I know this blog is meant to be a place to throw some dirt around, but perhaps this is too much information: one of the books that is by the crapper in our house is a collection of Alistair Cooke’s Letters from America. Pithy, perfectly lengthed pieces on everything important from 1945 to 2004. And the memories of that relaxed, mid-Atlantic drawl is so relaxing it…. I’ll stop there and get to the point, which is a head of steam that has been building since I sat this morning and happened upon his broadcast for 24th March 1968.
Discussing the US administration’s justification for continuing operations in Vietnam – where the US now had over half a million troops – he discusses how some had made analogies to the war in Korea. This he rejects: “there was clear aggression, so defined by all the sitting members of the United Nations Security Council”, and continues:
“I myself keep thinking of Napoleon’s disastrous adventure in Haiti. The ideology and the excuse for this overseas expedition were quite different from ours. On the contrary, Napoleon moved to denounce and destroy the extension of self-government to the natives. But strategically, the adventure so far from home has a lesson for us. To put down the native peoples he dispatched an expedition of seven warships and forty-five thousand of his crack soldiers. But there was a native general, Christophe, who revived […] the practice of guerrilla warfare. Not all the armament and skill of the most modern army in Europe could suppress those roving guerrillas who never stood and made a front, who pounded prepared positions and dissolved into the earth. A ragged native population whipped the best of France.”
Expensive wars creep up on people. With no definable act of aggression to start them, and fought in a far off place against an invisible enemy, popular support in the theatre of operations is going to be hard to come by, and accusations of imperialism are going to get made.

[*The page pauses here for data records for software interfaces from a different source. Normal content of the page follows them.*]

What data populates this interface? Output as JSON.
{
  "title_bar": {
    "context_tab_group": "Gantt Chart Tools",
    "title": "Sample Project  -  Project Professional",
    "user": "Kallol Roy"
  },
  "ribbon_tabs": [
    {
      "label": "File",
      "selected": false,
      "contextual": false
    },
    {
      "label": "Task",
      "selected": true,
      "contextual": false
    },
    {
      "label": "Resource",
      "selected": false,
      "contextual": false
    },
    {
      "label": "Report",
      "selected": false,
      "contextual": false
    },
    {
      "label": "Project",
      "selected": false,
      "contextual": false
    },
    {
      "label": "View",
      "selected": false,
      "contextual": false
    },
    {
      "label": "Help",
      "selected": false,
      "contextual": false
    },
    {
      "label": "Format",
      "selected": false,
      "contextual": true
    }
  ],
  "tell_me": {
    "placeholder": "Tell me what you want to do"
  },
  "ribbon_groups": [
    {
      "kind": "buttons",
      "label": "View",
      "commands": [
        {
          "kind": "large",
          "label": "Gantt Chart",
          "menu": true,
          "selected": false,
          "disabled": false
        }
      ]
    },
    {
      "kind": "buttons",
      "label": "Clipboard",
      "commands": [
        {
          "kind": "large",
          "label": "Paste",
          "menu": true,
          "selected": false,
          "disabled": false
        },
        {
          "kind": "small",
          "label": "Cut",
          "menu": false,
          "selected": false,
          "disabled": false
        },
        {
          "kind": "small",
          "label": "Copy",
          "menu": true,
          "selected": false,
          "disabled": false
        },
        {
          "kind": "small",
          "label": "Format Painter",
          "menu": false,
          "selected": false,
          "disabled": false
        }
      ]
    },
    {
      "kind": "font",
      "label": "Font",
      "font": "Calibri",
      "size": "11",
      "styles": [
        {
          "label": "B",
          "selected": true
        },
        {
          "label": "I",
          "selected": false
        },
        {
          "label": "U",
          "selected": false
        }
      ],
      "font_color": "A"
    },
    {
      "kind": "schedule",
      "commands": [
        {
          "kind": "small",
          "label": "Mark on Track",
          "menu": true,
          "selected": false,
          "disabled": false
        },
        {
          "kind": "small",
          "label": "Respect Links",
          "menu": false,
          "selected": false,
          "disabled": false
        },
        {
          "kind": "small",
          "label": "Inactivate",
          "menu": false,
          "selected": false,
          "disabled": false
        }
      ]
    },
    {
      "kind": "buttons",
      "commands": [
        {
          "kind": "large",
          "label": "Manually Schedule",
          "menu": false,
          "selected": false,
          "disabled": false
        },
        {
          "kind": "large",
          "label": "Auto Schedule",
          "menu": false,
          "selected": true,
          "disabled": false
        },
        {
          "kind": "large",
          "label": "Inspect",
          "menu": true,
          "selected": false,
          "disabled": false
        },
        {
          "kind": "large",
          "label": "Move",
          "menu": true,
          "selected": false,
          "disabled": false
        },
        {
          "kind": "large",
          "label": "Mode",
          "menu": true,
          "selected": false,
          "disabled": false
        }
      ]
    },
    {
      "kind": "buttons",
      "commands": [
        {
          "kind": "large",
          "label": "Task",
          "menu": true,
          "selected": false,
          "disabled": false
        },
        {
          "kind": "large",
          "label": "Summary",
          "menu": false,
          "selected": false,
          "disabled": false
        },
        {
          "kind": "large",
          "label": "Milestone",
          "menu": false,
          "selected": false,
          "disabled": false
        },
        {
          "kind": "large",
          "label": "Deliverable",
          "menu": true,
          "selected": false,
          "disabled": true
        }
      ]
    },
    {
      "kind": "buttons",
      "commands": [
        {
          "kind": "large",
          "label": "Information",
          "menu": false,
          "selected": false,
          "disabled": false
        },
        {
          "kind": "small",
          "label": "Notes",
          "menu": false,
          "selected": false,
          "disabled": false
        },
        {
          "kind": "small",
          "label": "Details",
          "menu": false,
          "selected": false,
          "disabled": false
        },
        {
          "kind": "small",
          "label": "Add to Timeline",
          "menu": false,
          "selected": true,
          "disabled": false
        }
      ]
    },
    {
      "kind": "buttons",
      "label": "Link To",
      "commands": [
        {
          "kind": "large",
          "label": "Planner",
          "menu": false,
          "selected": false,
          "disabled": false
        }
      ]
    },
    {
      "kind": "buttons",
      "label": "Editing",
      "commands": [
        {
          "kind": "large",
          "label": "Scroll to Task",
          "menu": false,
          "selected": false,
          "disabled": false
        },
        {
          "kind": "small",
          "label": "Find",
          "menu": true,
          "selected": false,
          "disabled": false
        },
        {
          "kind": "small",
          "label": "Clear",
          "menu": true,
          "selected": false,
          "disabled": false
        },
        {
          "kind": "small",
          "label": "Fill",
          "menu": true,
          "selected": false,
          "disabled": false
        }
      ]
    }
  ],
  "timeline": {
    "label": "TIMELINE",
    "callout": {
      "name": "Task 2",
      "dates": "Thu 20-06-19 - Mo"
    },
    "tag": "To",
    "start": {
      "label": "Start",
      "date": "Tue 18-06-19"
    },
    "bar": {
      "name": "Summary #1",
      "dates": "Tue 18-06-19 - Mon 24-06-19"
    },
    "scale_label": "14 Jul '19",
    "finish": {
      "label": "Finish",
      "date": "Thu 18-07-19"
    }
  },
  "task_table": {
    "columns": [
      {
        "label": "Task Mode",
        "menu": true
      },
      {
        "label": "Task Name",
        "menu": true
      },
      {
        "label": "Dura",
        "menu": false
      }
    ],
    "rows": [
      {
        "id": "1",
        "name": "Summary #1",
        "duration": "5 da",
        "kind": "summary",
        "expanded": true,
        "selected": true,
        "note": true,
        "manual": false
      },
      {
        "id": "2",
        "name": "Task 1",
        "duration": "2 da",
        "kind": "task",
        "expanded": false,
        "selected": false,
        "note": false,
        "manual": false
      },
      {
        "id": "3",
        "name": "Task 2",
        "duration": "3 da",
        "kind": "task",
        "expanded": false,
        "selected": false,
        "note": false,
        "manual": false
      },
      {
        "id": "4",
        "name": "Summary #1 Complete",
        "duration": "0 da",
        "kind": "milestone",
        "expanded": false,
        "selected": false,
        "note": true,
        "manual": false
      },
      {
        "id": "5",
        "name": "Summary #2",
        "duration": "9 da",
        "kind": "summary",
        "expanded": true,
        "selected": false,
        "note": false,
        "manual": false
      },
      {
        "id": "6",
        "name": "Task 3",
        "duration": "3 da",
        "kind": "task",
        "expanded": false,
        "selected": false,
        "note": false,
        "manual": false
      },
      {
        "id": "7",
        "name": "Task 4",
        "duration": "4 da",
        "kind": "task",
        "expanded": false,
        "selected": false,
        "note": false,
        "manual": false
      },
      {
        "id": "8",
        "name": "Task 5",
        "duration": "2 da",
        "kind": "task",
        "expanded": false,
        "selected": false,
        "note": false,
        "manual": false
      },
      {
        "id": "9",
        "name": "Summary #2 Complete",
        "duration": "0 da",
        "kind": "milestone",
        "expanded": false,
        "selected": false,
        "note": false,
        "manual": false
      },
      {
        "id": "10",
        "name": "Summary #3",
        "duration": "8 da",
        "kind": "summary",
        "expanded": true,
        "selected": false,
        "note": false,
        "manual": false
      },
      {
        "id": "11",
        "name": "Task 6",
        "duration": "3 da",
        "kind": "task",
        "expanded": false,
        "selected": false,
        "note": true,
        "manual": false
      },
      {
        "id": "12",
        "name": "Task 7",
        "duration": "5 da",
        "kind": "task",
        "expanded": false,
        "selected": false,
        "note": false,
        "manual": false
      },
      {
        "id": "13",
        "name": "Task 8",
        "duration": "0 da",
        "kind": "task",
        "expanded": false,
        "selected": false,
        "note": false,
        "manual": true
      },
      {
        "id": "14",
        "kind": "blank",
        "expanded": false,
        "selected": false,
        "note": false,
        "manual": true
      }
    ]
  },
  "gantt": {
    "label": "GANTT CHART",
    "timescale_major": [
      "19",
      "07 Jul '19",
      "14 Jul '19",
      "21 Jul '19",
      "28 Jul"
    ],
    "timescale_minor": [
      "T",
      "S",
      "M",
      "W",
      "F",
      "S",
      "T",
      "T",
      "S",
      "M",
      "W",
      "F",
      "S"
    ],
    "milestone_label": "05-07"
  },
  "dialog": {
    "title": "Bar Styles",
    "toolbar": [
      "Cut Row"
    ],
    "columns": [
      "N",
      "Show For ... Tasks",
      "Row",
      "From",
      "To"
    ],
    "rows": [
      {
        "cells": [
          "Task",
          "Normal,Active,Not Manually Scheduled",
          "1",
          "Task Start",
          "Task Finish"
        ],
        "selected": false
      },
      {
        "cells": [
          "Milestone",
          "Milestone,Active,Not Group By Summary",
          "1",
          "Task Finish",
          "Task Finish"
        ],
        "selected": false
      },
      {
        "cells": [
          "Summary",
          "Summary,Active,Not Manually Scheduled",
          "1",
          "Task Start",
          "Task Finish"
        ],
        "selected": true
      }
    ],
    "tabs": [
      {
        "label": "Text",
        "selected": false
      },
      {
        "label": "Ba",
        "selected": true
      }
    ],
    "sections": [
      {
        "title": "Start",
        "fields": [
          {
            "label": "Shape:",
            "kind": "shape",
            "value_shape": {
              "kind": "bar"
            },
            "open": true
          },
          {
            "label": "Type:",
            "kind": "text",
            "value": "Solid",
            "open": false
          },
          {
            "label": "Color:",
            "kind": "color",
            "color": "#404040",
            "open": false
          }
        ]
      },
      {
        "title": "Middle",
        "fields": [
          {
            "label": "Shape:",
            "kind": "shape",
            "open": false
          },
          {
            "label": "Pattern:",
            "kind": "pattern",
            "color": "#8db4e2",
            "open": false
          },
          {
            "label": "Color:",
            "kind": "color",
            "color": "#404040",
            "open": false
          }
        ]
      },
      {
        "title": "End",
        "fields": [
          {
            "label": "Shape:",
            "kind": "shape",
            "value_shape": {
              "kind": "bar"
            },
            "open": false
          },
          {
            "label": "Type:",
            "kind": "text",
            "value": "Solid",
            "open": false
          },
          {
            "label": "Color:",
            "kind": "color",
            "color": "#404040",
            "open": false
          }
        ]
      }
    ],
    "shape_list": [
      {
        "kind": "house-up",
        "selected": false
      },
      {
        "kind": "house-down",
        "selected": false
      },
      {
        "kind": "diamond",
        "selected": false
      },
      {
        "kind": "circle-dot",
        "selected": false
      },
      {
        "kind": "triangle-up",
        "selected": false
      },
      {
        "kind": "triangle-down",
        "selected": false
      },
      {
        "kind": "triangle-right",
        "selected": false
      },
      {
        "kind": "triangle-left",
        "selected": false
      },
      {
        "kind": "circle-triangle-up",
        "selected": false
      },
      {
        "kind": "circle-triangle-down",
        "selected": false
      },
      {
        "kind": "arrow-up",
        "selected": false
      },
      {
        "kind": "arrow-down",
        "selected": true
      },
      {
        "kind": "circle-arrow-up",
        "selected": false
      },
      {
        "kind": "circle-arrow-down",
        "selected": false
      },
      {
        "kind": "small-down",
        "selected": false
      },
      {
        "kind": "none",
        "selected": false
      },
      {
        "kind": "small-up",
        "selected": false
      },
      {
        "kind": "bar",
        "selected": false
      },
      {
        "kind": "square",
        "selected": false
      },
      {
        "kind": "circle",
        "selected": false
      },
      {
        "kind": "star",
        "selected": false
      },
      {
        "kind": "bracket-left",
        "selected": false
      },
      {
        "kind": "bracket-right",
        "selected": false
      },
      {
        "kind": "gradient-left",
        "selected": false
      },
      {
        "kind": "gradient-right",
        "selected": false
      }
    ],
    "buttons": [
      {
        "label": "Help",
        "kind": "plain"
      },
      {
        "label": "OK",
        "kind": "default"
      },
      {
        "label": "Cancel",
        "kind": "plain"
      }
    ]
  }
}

What are we fighting for now? “Freedom of speech”, a Labour hack said this morning, after I’d read these words. Not the weapons of mass destruction that can’t be found. Not against a tyrannical maniac able to blow up Cyprus in 45 minutes. The war of words now states that we are fighting for the right for people to express themselves freely.
So yes, I find it outrageous, yes I find my blood boiling, yes I want to spit expletives and post excrement to Number 10 when I see an 82 year old man, a faithful party member, being yanked, tugged, pulled, pushed, grabbed, threatened, man-handled out of a Labour party conference speech. For what? For shouting ‘nonsense’ when Jack Straw spouted his guff, broke wind up his vocal cords, and flabbed his usual bollocks about why people are continuing to die. This freedom of speech doesn’t even extend to the ranks of his own party. The man was thrown out, his security pass invalidated, and then held under the prevention of terrorism act when he tried to re-gain entry.
Should we withdraw immediately from Iraq? Probably not. Was Saddam a great guy? Clearly not. But should we have got into this mess? No. Are we safer as a result? No. Should we stand for all these lies and deceits and erosions of a free society? No. Will we ever look back at Napoleon exasperated in Haiti, Kennedy, Johnson and Nixon run ragged in Vietnam, Bush and Blair embattled in Iraq and learn not to do it the same way again? I doubt it. Rant over? Yes.
Respect Walter Wolfgang.